→ DIRECTIONS
Return every line of the listing that includes the string "name".

→ PROVIDED RECORDS
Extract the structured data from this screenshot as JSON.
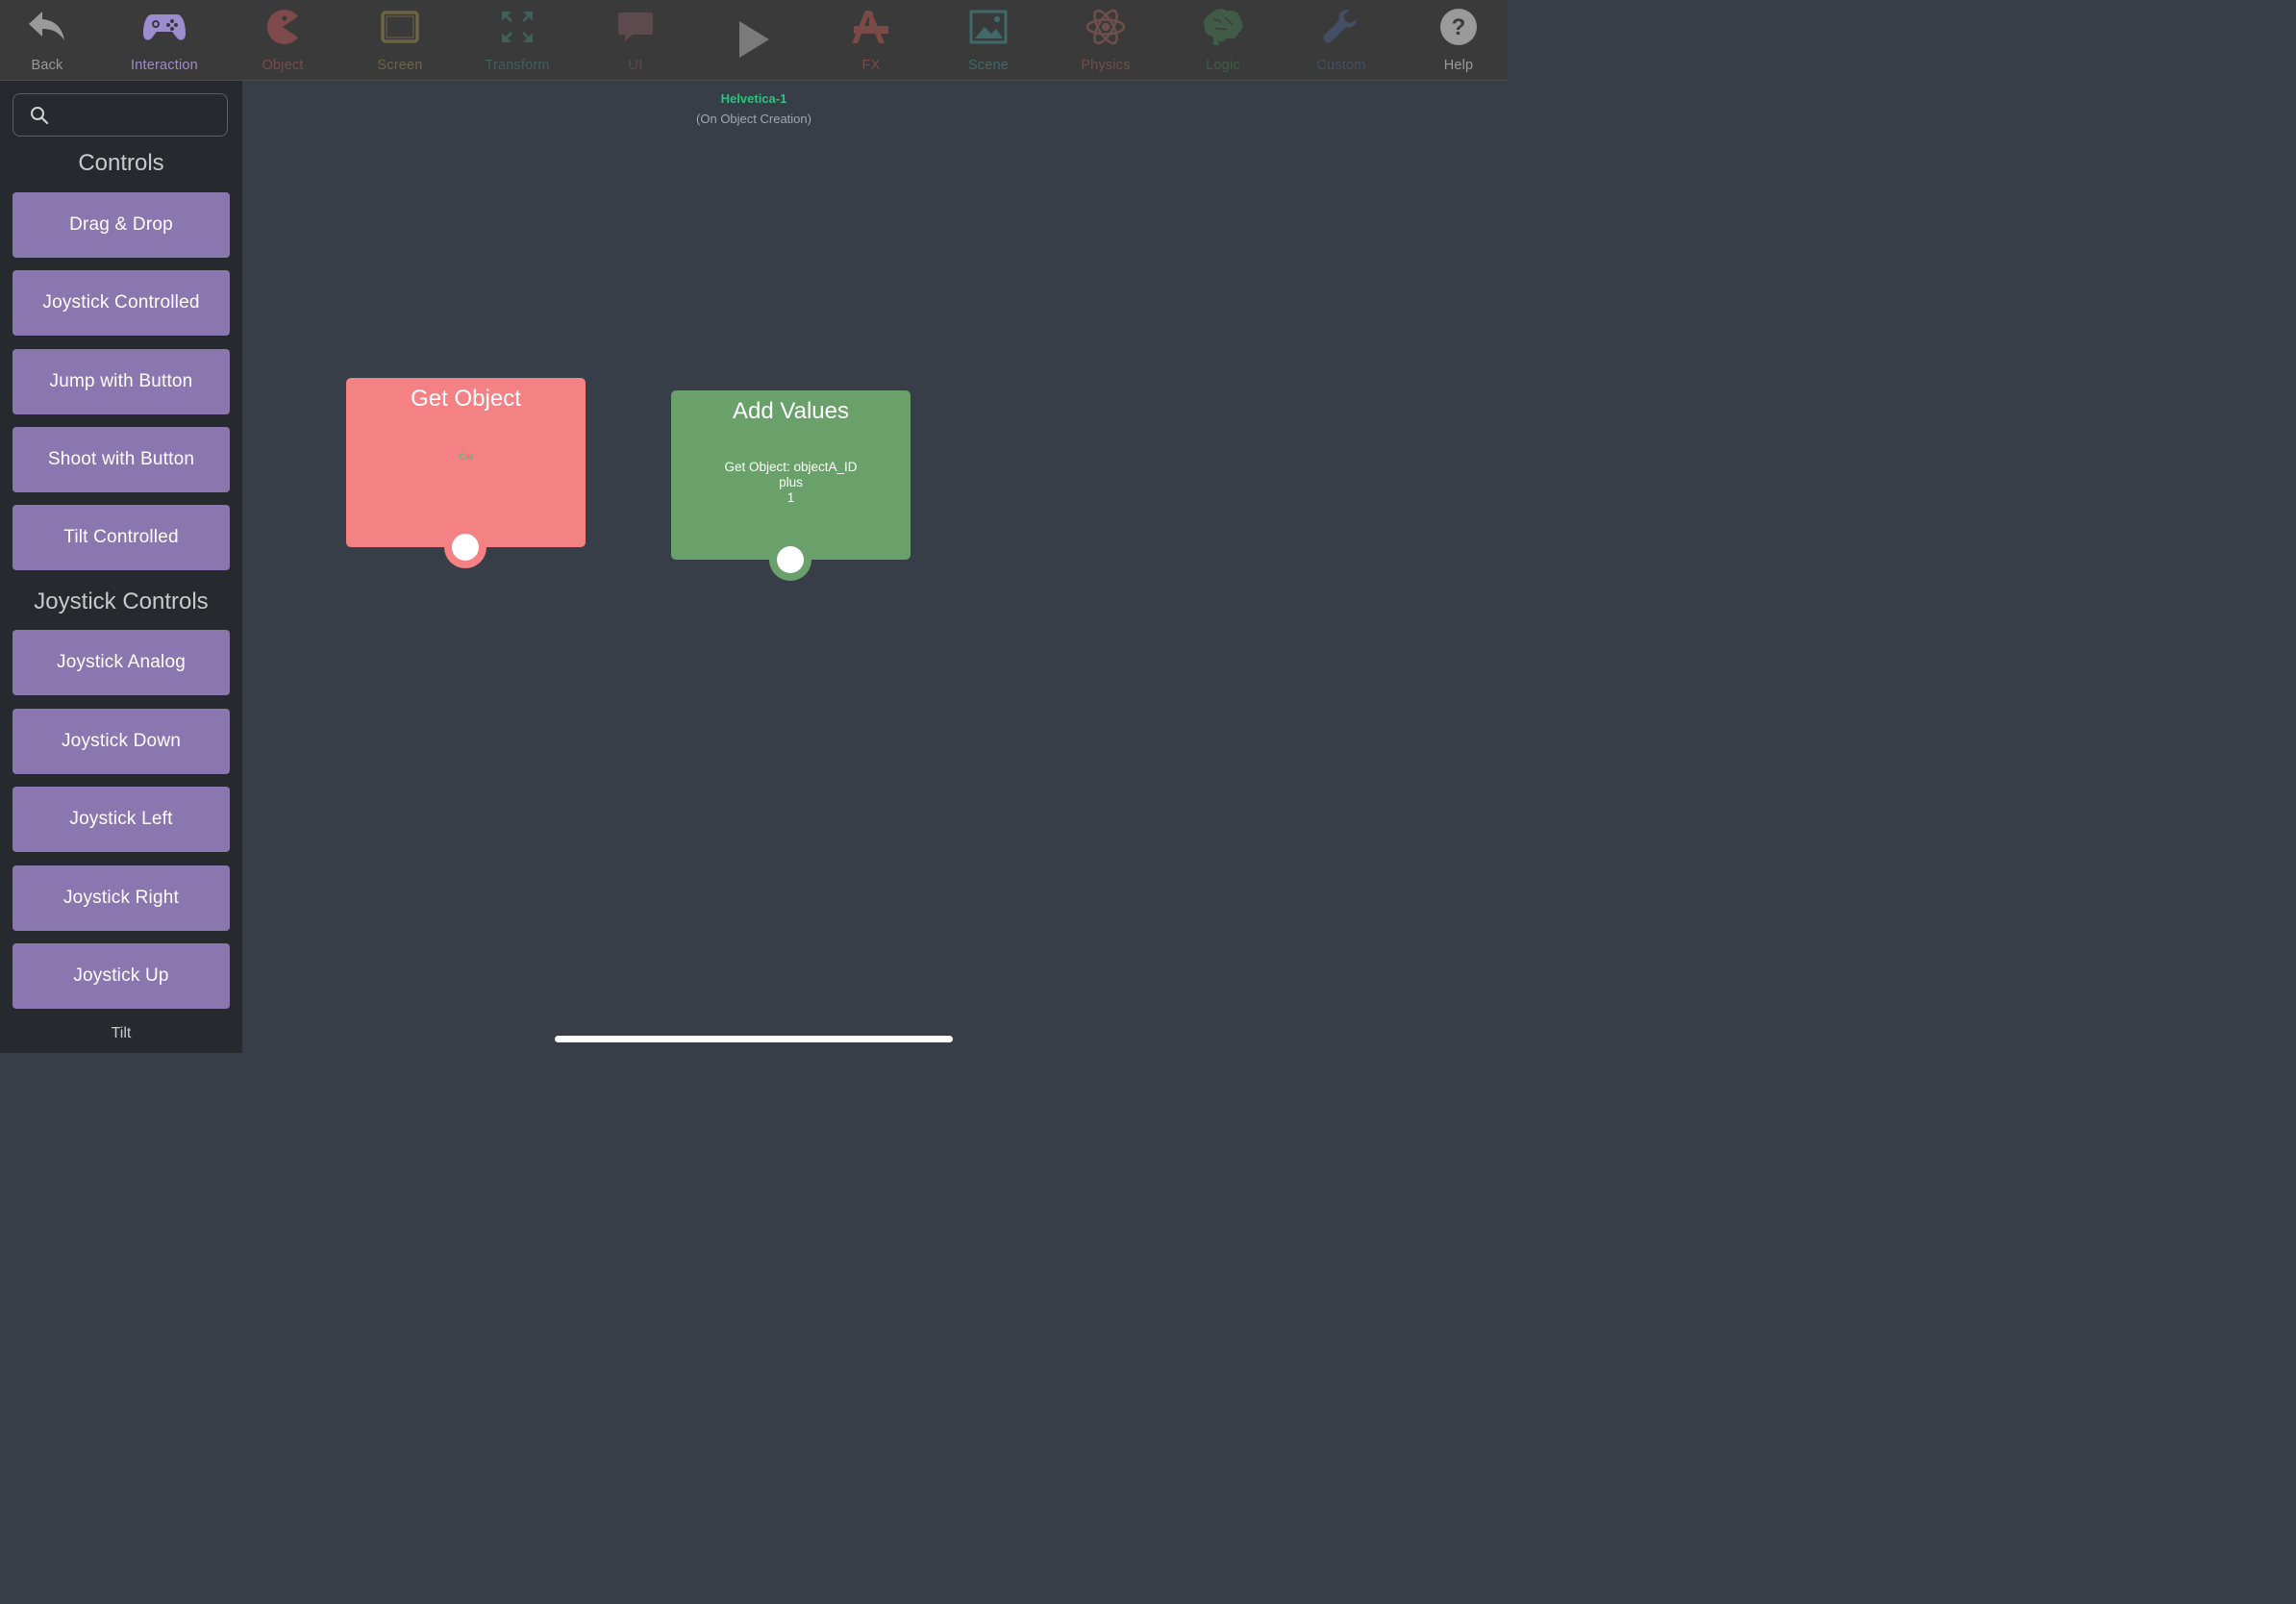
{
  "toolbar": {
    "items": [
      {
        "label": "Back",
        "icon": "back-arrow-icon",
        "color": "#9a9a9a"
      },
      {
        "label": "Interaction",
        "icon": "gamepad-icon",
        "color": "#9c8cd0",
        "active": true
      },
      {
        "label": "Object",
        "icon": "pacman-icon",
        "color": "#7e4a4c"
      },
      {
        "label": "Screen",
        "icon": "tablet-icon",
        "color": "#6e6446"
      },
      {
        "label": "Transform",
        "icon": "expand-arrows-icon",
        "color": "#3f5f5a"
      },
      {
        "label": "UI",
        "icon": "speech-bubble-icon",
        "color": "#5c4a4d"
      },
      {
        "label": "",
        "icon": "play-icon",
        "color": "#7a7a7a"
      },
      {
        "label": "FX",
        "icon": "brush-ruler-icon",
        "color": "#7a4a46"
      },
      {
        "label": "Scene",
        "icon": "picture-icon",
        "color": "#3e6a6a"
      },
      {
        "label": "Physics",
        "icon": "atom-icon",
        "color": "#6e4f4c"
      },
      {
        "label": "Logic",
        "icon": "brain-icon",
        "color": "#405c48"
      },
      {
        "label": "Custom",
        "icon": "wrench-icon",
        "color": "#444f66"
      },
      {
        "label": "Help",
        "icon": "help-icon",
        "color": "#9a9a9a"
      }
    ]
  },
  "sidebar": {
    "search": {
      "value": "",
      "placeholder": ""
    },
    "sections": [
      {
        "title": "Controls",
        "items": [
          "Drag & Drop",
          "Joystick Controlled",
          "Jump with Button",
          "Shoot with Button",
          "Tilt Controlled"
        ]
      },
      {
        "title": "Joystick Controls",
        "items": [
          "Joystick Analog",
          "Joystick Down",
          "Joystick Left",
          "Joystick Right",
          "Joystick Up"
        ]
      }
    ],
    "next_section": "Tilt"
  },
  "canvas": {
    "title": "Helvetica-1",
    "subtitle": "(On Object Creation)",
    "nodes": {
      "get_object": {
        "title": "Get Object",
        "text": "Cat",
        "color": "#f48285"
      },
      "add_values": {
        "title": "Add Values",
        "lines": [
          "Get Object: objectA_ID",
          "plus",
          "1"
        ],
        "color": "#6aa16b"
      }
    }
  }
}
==
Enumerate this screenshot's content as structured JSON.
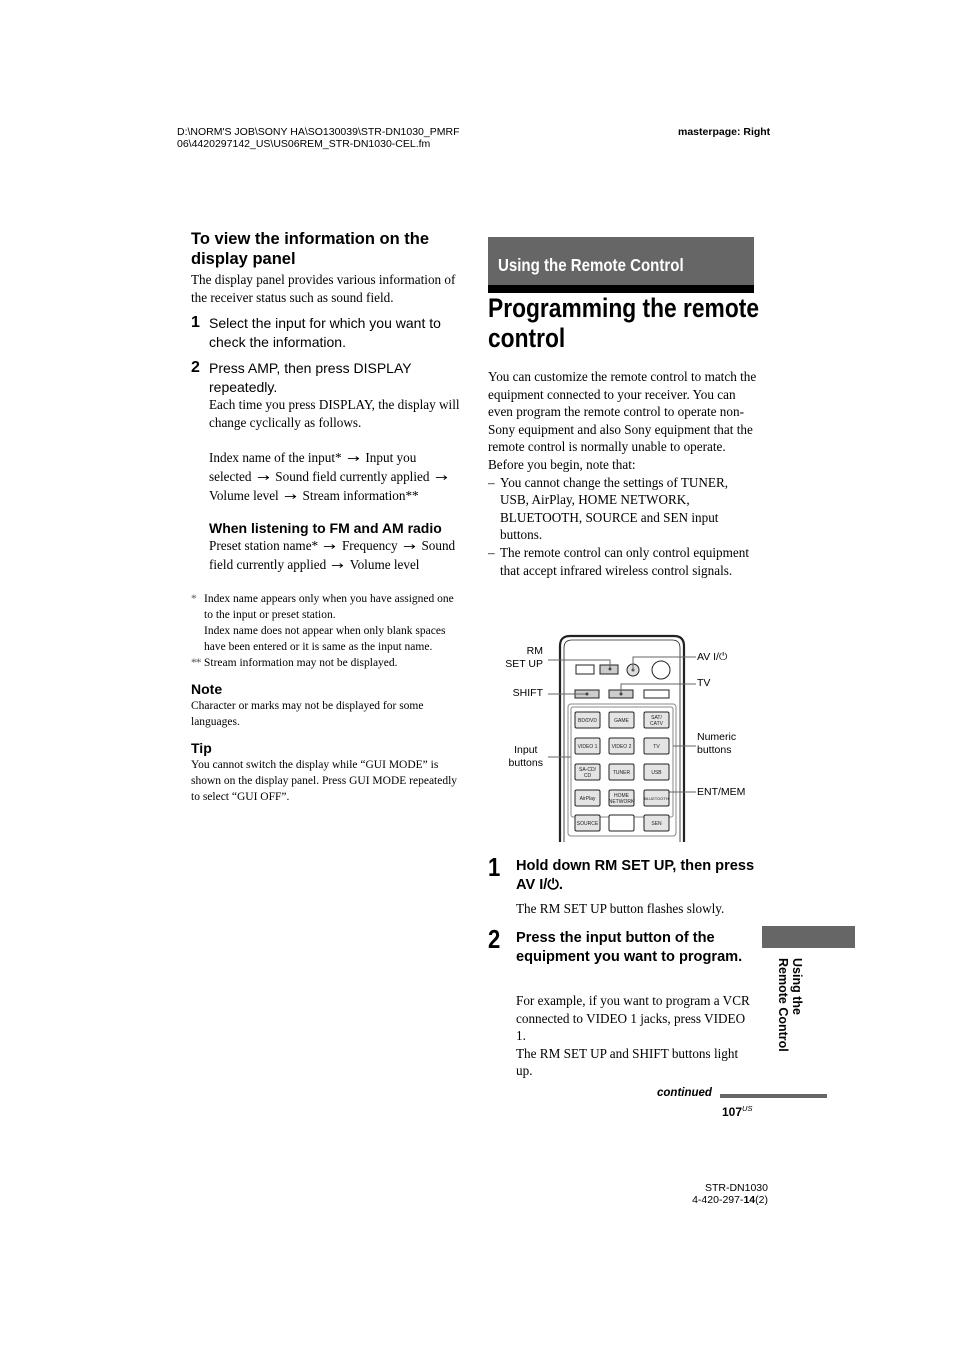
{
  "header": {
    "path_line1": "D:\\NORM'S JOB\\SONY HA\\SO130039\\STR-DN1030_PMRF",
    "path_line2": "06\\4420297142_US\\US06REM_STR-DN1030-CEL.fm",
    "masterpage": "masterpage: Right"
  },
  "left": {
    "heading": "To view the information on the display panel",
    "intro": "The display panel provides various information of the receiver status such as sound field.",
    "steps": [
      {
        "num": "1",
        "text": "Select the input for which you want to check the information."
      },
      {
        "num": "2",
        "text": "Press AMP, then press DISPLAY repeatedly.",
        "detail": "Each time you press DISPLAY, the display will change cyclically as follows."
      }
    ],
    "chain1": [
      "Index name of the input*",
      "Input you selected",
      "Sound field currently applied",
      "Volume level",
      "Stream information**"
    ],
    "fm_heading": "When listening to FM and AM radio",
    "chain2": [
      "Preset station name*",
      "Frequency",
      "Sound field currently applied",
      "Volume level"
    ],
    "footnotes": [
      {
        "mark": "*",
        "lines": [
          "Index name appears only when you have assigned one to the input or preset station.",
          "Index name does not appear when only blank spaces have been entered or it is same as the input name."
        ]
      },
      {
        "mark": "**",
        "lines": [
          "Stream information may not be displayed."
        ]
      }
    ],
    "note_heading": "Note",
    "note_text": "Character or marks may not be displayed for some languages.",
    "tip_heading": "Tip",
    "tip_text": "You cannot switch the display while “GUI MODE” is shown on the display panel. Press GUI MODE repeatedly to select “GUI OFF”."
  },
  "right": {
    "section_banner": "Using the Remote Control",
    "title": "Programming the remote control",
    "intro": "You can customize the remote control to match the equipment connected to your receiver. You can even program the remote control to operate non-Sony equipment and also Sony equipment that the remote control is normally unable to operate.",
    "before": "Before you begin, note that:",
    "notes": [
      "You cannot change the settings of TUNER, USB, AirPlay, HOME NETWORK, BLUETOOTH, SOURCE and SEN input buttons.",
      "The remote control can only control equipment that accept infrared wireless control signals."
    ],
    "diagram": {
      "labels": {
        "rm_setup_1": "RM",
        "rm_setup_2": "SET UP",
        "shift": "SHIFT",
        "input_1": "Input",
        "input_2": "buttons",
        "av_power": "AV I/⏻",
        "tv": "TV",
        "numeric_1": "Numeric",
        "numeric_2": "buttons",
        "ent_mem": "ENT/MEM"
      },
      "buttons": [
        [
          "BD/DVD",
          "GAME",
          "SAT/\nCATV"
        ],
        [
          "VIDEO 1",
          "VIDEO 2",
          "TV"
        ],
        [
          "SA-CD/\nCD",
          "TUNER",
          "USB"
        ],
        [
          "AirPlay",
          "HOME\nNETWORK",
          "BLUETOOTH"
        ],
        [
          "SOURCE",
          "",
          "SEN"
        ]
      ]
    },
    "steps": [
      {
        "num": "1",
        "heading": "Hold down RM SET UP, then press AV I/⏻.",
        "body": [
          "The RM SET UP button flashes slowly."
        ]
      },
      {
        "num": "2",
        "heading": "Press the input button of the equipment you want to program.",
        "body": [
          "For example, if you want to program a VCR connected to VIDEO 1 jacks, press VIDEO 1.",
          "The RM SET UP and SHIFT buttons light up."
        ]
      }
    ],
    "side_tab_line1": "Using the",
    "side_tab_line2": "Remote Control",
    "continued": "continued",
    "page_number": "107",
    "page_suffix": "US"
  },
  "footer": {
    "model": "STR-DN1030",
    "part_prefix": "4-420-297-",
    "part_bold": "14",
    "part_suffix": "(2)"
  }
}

→ YOUR SOLUTION
      "Index name of the input*",
      "Preset station name*",
          "Index name appears only when you have assigned one to the input or preset station.",
          "Index name does not appear when only blank spaces have been entered or it is same as the input name."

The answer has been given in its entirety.